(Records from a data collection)
◆ ◆ ◆ ◆ ◆ ◆ ◆

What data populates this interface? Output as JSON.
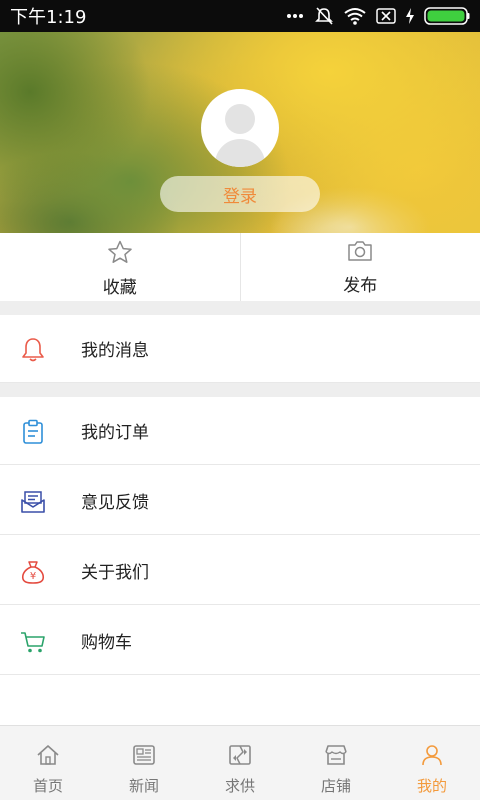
{
  "status_bar": {
    "time": "下午1:19",
    "icons": [
      "more-dots-icon",
      "mute-icon",
      "wifi-icon",
      "sim-off-icon",
      "charging-icon",
      "battery-icon"
    ]
  },
  "profile": {
    "login_label": "登录"
  },
  "quick_actions": [
    {
      "label": "收藏",
      "icon": "star-icon"
    },
    {
      "label": "发布",
      "icon": "camera-icon"
    }
  ],
  "menu": {
    "messages": {
      "label": "我的消息",
      "icon": "bell-icon",
      "color": "#ea5b4a"
    },
    "orders": {
      "label": "我的订单",
      "icon": "clipboard-icon",
      "color": "#2f8fd8"
    },
    "feedback": {
      "label": "意见反馈",
      "icon": "mail-icon",
      "color": "#3a4fa8"
    },
    "about": {
      "label": "关于我们",
      "icon": "money-bag-icon",
      "color": "#e44a3f"
    },
    "cart": {
      "label": "购物车",
      "icon": "cart-icon",
      "color": "#2aa36a"
    }
  },
  "bottom_nav": [
    {
      "label": "首页",
      "icon": "home-icon",
      "active": false
    },
    {
      "label": "新闻",
      "icon": "news-icon",
      "active": false
    },
    {
      "label": "求供",
      "icon": "supply-icon",
      "active": false
    },
    {
      "label": "店铺",
      "icon": "shop-icon",
      "active": false
    },
    {
      "label": "我的",
      "icon": "user-icon",
      "active": true
    }
  ],
  "colors": {
    "accent": "#f39a3c",
    "inactive_nav": "#777777",
    "section_gap": "#eeeeee"
  }
}
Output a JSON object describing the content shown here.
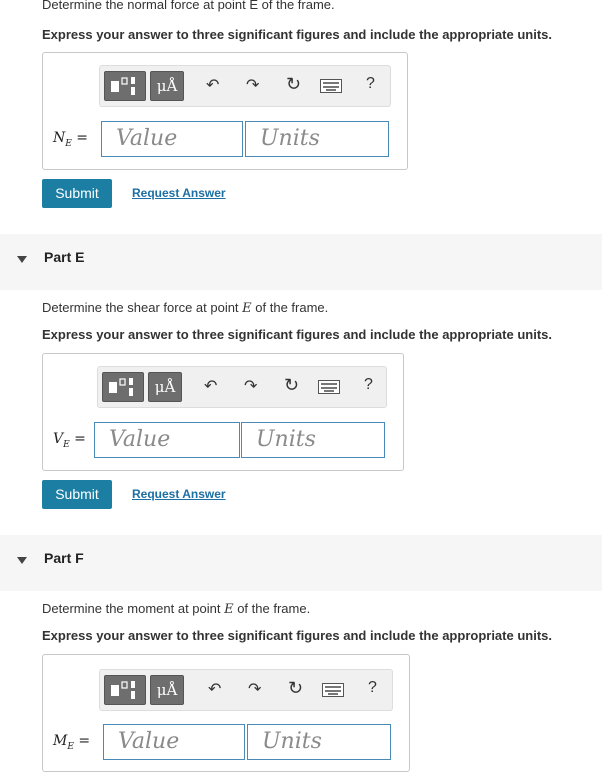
{
  "partD": {
    "question": "Determine the normal force at point E of the frame.",
    "instruction": "Express your answer to three significant figures and include the appropriate units.",
    "var_name": "N",
    "var_sub": "E",
    "value_placeholder": "Value",
    "units_placeholder": "Units",
    "submit": "Submit",
    "request": "Request Answer"
  },
  "partE": {
    "header": "Part E",
    "question_prefix": "Determine the shear force at point ",
    "question_point": "E",
    "question_suffix": " of the frame.",
    "instruction": "Express your answer to three significant figures and include the appropriate units.",
    "var_name": "V",
    "var_sub": "E",
    "value_placeholder": "Value",
    "units_placeholder": "Units",
    "submit": "Submit",
    "request": "Request Answer"
  },
  "partF": {
    "header": "Part F",
    "question_prefix": "Determine the moment at point ",
    "question_point": "E",
    "question_suffix": " of the frame.",
    "instruction": "Express your answer to three significant figures and include the appropriate units.",
    "var_name": "M",
    "var_sub": "E",
    "value_placeholder": "Value",
    "units_placeholder": "Units"
  },
  "toolbar": {
    "units_glyph": "μÅ",
    "help": "?",
    "equals": "="
  },
  "colors": {
    "accent": "#1c7ea3",
    "field_border": "#4a8ab8",
    "link": "#1c6fa3"
  }
}
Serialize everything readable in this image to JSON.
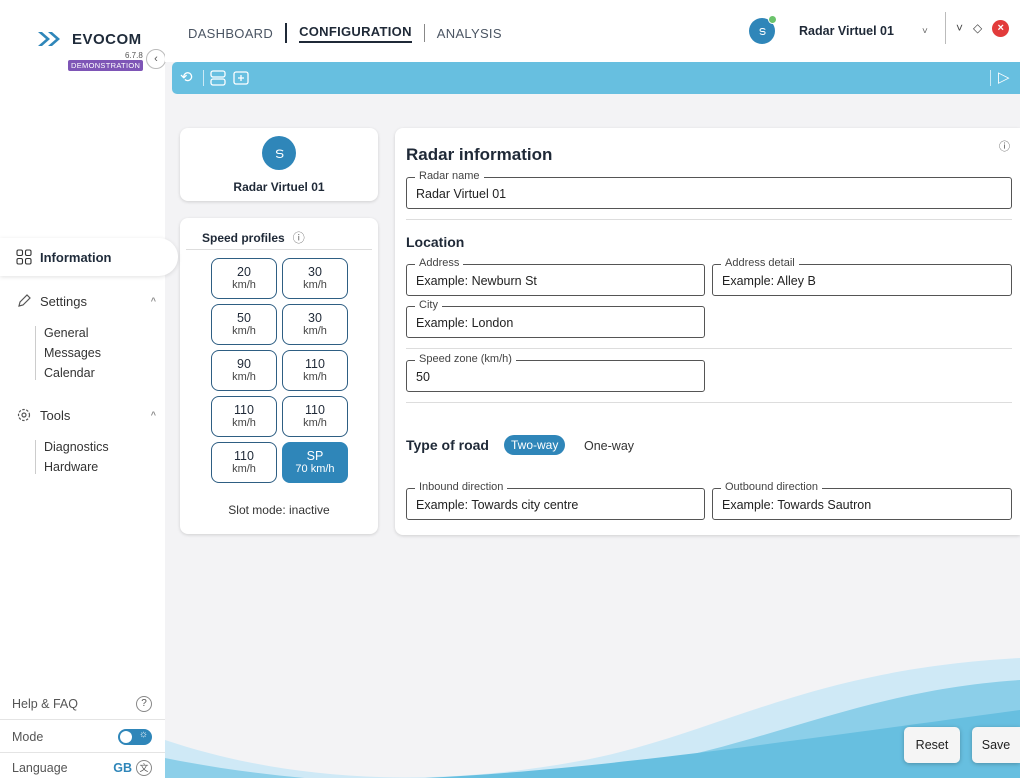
{
  "app": {
    "name": "EVOCOM",
    "version": "6.7.8",
    "badge": "DEMONSTRATION",
    "accent_color": "#2f86b9",
    "toolbar_color": "#67bfe0",
    "badge_color": "#7e55b6"
  },
  "sidebar": {
    "active_item": {
      "label": "Information",
      "icon": "grid-icon"
    },
    "settings": {
      "label": "Settings",
      "icon": "pencil-icon",
      "items": [
        "General",
        "Messages",
        "Calendar"
      ]
    },
    "tools": {
      "label": "Tools",
      "icon": "gear-icon",
      "items": [
        "Diagnostics",
        "Hardware"
      ]
    },
    "footer": {
      "help_label": "Help & FAQ",
      "mode_label": "Mode",
      "language_label": "Language",
      "language_value": "GB"
    }
  },
  "header": {
    "tabs": [
      "DASHBOARD",
      "CONFIGURATION",
      "ANALYSIS"
    ],
    "active_tab": "CONFIGURATION",
    "radar_selected": "Radar Virtuel 01"
  },
  "radar_card": {
    "name": "Radar Virtuel 01"
  },
  "speed_profiles": {
    "title": "Speed profiles",
    "items": [
      {
        "value": "20",
        "unit": "km/h"
      },
      {
        "value": "30",
        "unit": "km/h"
      },
      {
        "value": "50",
        "unit": "km/h"
      },
      {
        "value": "30",
        "unit": "km/h"
      },
      {
        "value": "90",
        "unit": "km/h"
      },
      {
        "value": "110",
        "unit": "km/h"
      },
      {
        "value": "110",
        "unit": "km/h"
      },
      {
        "value": "110",
        "unit": "km/h"
      },
      {
        "value": "110",
        "unit": "km/h"
      },
      {
        "value": "SP",
        "unit": "70 km/h",
        "selected": true
      }
    ],
    "slot_mode_label": "Slot mode:",
    "slot_mode_value": "inactive"
  },
  "info": {
    "title": "Radar information",
    "radar_name_label": "Radar name",
    "radar_name_value": "Radar Virtuel 01",
    "location_title": "Location",
    "address_label": "Address",
    "address_placeholder": "Example: Newburn St",
    "address_detail_label": "Address detail",
    "address_detail_placeholder": "Example: Alley B",
    "city_label": "City",
    "city_placeholder": "Example: London",
    "speed_zone_label": "Speed zone (km/h)",
    "speed_zone_value": "50",
    "road_title": "Type of road",
    "road_options": [
      "Two-way",
      "One-way"
    ],
    "road_selected": "Two-way",
    "inbound_label": "Inbound direction",
    "inbound_placeholder": "Example: Towards city centre",
    "outbound_label": "Outbound direction",
    "outbound_placeholder": "Example: Towards Sautron"
  },
  "actions": {
    "reset": "Reset",
    "save": "Save"
  }
}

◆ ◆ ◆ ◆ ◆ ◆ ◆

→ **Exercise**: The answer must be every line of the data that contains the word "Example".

→ **Written answer**:
    "address_placeholder": "Example: Newburn St",
    "address_detail_placeholder": "Example: Alley B",
    "city_placeholder": "Example: London",
    "inbound_placeholder": "Example: Towards city centre",
    "outbound_placeholder": "Example: Towards Sautron"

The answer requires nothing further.